Retype the entries word for word, leaving nothing out.

Material supplied →

....................

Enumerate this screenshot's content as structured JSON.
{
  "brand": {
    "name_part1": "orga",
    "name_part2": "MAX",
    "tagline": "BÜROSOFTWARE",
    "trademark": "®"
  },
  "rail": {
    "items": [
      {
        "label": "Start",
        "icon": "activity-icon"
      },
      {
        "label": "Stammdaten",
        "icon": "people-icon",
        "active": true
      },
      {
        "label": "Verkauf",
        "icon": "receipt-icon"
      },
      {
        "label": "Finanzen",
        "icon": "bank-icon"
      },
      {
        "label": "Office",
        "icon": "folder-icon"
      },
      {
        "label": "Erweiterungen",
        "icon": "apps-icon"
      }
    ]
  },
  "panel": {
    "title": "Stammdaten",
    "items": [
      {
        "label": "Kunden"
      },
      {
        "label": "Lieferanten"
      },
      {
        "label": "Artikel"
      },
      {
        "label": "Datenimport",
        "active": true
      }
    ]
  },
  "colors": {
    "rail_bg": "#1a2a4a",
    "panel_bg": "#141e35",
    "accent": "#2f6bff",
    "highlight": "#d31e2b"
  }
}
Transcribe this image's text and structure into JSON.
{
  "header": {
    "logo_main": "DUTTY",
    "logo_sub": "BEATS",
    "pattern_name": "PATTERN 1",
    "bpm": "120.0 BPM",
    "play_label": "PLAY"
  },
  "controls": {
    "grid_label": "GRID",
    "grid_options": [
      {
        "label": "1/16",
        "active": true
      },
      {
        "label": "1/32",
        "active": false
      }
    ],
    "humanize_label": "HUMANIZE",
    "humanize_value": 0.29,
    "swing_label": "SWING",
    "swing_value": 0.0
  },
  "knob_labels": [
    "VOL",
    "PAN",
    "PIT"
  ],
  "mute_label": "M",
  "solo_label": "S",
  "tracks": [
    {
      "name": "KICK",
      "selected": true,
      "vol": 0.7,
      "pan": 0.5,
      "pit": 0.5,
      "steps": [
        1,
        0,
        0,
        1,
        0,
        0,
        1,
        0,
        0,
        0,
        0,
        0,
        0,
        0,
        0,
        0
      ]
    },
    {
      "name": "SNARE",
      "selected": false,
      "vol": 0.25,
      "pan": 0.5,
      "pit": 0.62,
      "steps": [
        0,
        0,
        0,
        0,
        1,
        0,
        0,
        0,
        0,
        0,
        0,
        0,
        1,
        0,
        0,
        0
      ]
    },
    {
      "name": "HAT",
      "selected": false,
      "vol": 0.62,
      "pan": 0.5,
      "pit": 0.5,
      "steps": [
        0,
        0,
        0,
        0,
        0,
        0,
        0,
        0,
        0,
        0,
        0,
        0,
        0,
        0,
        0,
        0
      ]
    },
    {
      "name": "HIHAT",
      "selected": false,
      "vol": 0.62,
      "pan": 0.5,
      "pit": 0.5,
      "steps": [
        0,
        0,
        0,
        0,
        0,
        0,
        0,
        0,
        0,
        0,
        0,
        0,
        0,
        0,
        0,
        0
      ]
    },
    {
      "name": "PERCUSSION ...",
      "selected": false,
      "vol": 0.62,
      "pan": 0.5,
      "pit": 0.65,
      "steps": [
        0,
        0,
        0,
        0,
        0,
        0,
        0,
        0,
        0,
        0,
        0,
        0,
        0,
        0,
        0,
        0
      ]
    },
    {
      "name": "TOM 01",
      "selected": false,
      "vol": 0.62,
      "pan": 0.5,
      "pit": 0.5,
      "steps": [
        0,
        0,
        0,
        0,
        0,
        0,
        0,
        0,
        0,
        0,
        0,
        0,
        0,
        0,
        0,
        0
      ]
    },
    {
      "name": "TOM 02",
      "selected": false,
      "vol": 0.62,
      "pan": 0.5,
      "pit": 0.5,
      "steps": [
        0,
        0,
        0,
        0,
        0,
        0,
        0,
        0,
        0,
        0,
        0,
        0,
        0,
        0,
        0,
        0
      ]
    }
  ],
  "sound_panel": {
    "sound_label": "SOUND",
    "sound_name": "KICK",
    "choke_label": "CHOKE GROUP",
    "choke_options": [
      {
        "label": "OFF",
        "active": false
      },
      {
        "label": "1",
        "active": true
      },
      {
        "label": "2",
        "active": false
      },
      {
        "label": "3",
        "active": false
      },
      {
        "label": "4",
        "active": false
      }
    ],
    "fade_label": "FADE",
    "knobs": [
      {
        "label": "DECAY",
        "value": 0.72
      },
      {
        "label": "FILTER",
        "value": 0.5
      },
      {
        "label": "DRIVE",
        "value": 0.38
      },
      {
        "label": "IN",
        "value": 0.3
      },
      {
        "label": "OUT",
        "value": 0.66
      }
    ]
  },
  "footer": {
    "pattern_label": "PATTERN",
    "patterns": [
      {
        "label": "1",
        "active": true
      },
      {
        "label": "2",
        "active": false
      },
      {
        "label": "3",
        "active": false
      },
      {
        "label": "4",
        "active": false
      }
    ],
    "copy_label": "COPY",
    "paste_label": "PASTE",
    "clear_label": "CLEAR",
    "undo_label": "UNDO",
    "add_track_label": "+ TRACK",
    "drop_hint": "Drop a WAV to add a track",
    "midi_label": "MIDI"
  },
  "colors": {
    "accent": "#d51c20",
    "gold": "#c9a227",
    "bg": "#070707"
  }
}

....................

Answer space →
Enumerate this screenshot's content as structured JSON.
{
  "brand": {
    "name_part1": "orga",
    "name_part2": "MAX",
    "tagline": "BÜROSOFTWARE",
    "trademark": "®"
  },
  "rail": {
    "items": [
      {
        "label": "Start",
        "icon": "activity-icon"
      },
      {
        "label": "Stammdaten",
        "icon": "people-icon",
        "active": true
      },
      {
        "label": "Verkauf",
        "icon": "receipt-icon"
      },
      {
        "label": "Finanzen",
        "icon": "bank-icon"
      },
      {
        "label": "Office",
        "icon": "folder-icon"
      },
      {
        "label": "Erweiterungen",
        "icon": "apps-icon"
      }
    ]
  },
  "panel": {
    "title": "Stammdaten",
    "items": [
      {
        "label": "Kunden"
      },
      {
        "label": "Lieferanten"
      },
      {
        "label": "Artikel"
      },
      {
        "label": "Datenimport",
        "active": true
      }
    ]
  },
  "colors": {
    "rail_bg": "#1a2a4a",
    "panel_bg": "#141e35",
    "accent": "#2f6bff",
    "highlight": "#d31e2b"
  }
}
Transcribe this image's text and structure into JSON.
{
  "header": {
    "logo_main": "DUTTY",
    "logo_sub": "BEATS",
    "pattern_name": "PATTERN 1",
    "bpm": "120.0 BPM",
    "play_label": "PLAY"
  },
  "controls": {
    "grid_label": "GRID",
    "grid_options": [
      {
        "label": "1/16",
        "active": true
      },
      {
        "label": "1/32",
        "active": false
      }
    ],
    "humanize_label": "HUMANIZE",
    "humanize_value": 0.29,
    "swing_label": "SWING",
    "swing_value": 0.0
  },
  "knob_labels": [
    "VOL",
    "PAN",
    "PIT"
  ],
  "mute_label": "M",
  "solo_label": "S",
  "tracks": [
    {
      "name": "KICK",
      "selected": true,
      "vol": 0.7,
      "pan": 0.5,
      "pit": 0.5,
      "steps": [
        1,
        0,
        0,
        1,
        0,
        0,
        1,
        0,
        0,
        0,
        0,
        0,
        0,
        0,
        0,
        0
      ]
    },
    {
      "name": "SNARE",
      "selected": false,
      "vol": 0.25,
      "pan": 0.5,
      "pit": 0.62,
      "steps": [
        0,
        0,
        0,
        0,
        1,
        0,
        0,
        0,
        0,
        0,
        0,
        0,
        1,
        0,
        0,
        0
      ]
    },
    {
      "name": "HAT",
      "selected": false,
      "vol": 0.62,
      "pan": 0.5,
      "pit": 0.5,
      "steps": [
        0,
        0,
        0,
        0,
        0,
        0,
        0,
        0,
        0,
        0,
        0,
        0,
        0,
        0,
        0,
        0
      ]
    },
    {
      "name": "HIHAT",
      "selected": false,
      "vol": 0.62,
      "pan": 0.5,
      "pit": 0.5,
      "steps": [
        0,
        0,
        0,
        0,
        0,
        0,
        0,
        0,
        0,
        0,
        0,
        0,
        0,
        0,
        0,
        0
      ]
    },
    {
      "name": "PERCUSSION ...",
      "selected": false,
      "vol": 0.62,
      "pan": 0.5,
      "pit": 0.65,
      "steps": [
        0,
        0,
        0,
        0,
        0,
        0,
        0,
        0,
        0,
        0,
        0,
        0,
        0,
        0,
        0,
        0
      ]
    },
    {
      "name": "TOM 01",
      "selected": false,
      "vol": 0.62,
      "pan": 0.5,
      "pit": 0.5,
      "steps": [
        0,
        0,
        0,
        0,
        0,
        0,
        0,
        0,
        0,
        0,
        0,
        0,
        0,
        0,
        0,
        0
      ]
    },
    {
      "name": "TOM 02",
      "selected": false,
      "vol": 0.62,
      "pan": 0.5,
      "pit": 0.5,
      "steps": [
        0,
        0,
        0,
        0,
        0,
        0,
        0,
        0,
        0,
        0,
        0,
        0,
        0,
        0,
        0,
        0
      ]
    }
  ],
  "sound_panel": {
    "sound_label": "SOUND",
    "sound_name": "KICK",
    "choke_label": "CHOKE GROUP",
    "choke_options": [
      {
        "label": "OFF",
        "active": false
      },
      {
        "label": "1",
        "active": true
      },
      {
        "label": "2",
        "active": false
      },
      {
        "label": "3",
        "active": false
      },
      {
        "label": "4",
        "active": false
      }
    ],
    "fade_label": "FADE",
    "knobs": [
      {
        "label": "DECAY",
        "value": 0.72
      },
      {
        "label": "FILTER",
        "value": 0.5
      },
      {
        "label": "DRIVE",
        "value": 0.38
      },
      {
        "label": "IN",
        "value": 0.3
      },
      {
        "label": "OUT",
        "value": 0.66
      }
    ]
  },
  "footer": {
    "pattern_label": "PATTERN",
    "patterns": [
      {
        "label": "1",
        "active": true
      },
      {
        "label": "2",
        "active": false
      },
      {
        "label": "3",
        "active": false
      },
      {
        "label": "4",
        "active": false
      }
    ],
    "copy_label": "COPY",
    "paste_label": "PASTE",
    "clear_label": "CLEAR",
    "undo_label": "UNDO",
    "add_track_label": "+ TRACK",
    "drop_hint": "Drop a WAV to add a track",
    "midi_label": "MIDI"
  },
  "colors": {
    "accent": "#d51c20",
    "gold": "#c9a227",
    "bg": "#070707"
  }
}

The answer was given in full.